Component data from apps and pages
****

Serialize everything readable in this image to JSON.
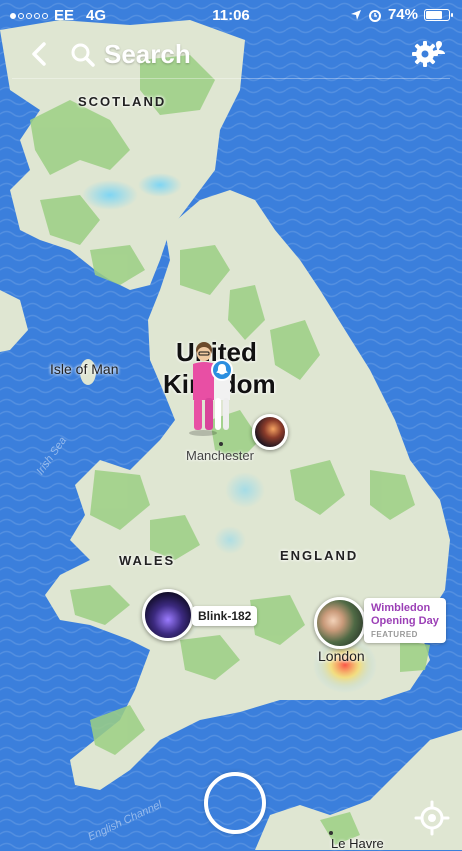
{
  "status_bar": {
    "carrier": "EE",
    "network": "4G",
    "time": "11:06",
    "battery": "74%",
    "battery_level": 0.74
  },
  "topbar": {
    "search_label": "Search"
  },
  "map": {
    "regions": [
      "SCOTLAND",
      "WALES",
      "ENGLAND"
    ],
    "country_line1": "United",
    "country_line2": "Kingdom",
    "places": [
      "Isle of Man",
      "Manchester",
      "London",
      "Le Havre"
    ],
    "seas": [
      "Irish Sea",
      "English Channel"
    ]
  },
  "stories": {
    "blink_label": "Blink-182",
    "featured_title": "Wimbledon Opening Day",
    "featured_sub": "FEATURED"
  },
  "colors": {
    "sea": "#3b7fdc",
    "land": "#dfe6d2",
    "green": "#9ccf84",
    "featured": "#9b3fb6"
  },
  "icons": {
    "back": "chevron-left-icon",
    "search": "search-icon",
    "settings": "gear-icon",
    "locate": "locate-icon"
  }
}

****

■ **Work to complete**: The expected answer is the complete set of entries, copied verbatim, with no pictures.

■ **Solution to this problem**:
Serialize everything readable in this image to JSON.
{
  "status_bar": {
    "carrier": "EE",
    "network": "4G",
    "time": "11:06",
    "battery": "74%",
    "battery_level": 0.74
  },
  "topbar": {
    "search_label": "Search"
  },
  "map": {
    "regions": [
      "SCOTLAND",
      "WALES",
      "ENGLAND"
    ],
    "country_line1": "United",
    "country_line2": "Kingdom",
    "places": [
      "Isle of Man",
      "Manchester",
      "London",
      "Le Havre"
    ],
    "seas": [
      "Irish Sea",
      "English Channel"
    ]
  },
  "stories": {
    "blink_label": "Blink-182",
    "featured_title": "Wimbledon Opening Day",
    "featured_sub": "FEATURED"
  },
  "colors": {
    "sea": "#3b7fdc",
    "land": "#dfe6d2",
    "green": "#9ccf84",
    "featured": "#9b3fb6"
  },
  "icons": {
    "back": "chevron-left-icon",
    "search": "search-icon",
    "settings": "gear-icon",
    "locate": "locate-icon"
  }
}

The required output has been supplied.